## Exercise material
=-=-=-=-=

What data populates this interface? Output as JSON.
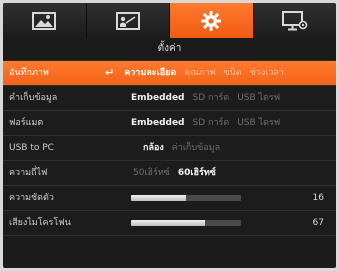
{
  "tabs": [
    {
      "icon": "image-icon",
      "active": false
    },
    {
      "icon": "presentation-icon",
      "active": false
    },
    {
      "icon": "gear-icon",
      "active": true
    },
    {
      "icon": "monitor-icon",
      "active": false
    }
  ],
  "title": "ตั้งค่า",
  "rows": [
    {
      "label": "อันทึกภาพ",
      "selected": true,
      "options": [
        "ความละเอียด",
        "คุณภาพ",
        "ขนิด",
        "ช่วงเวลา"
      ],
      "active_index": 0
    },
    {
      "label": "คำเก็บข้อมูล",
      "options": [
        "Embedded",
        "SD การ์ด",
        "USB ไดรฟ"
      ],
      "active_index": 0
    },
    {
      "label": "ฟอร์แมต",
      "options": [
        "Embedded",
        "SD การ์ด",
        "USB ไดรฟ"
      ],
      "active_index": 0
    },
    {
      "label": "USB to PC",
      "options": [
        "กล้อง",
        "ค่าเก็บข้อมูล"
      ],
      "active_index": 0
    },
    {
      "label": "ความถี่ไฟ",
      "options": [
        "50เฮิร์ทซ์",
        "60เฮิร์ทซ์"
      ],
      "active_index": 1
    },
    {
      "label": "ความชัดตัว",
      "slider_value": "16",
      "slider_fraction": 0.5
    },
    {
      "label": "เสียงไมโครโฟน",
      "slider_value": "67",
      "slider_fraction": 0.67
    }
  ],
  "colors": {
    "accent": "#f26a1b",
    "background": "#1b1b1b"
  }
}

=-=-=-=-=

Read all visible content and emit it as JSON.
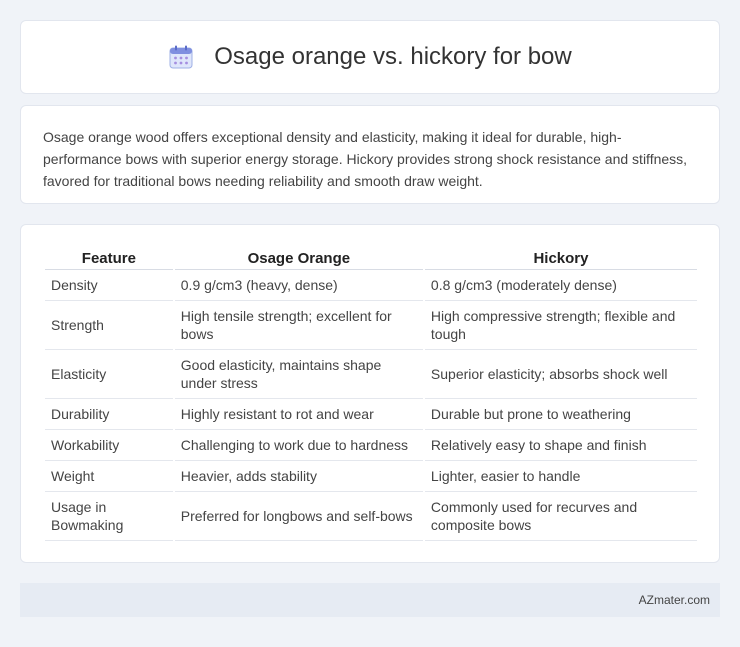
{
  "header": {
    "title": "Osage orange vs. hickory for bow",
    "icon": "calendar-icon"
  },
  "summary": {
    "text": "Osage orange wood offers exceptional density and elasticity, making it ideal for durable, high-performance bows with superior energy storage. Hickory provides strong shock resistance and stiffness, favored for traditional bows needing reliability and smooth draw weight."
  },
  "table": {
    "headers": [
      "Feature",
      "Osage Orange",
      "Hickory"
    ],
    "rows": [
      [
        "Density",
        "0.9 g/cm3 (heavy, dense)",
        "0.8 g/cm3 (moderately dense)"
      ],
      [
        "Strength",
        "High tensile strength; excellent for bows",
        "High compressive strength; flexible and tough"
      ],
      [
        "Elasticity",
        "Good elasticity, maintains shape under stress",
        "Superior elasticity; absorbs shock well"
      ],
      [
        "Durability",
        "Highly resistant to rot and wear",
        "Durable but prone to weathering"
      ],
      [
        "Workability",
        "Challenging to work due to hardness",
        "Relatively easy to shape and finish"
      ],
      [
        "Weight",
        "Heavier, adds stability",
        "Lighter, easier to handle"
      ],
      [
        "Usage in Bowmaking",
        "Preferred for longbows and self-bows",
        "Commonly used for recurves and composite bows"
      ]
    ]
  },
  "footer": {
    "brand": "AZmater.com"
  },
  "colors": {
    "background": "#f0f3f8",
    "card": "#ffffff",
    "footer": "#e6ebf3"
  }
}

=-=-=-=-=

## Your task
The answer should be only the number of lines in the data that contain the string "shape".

## Exercise response
2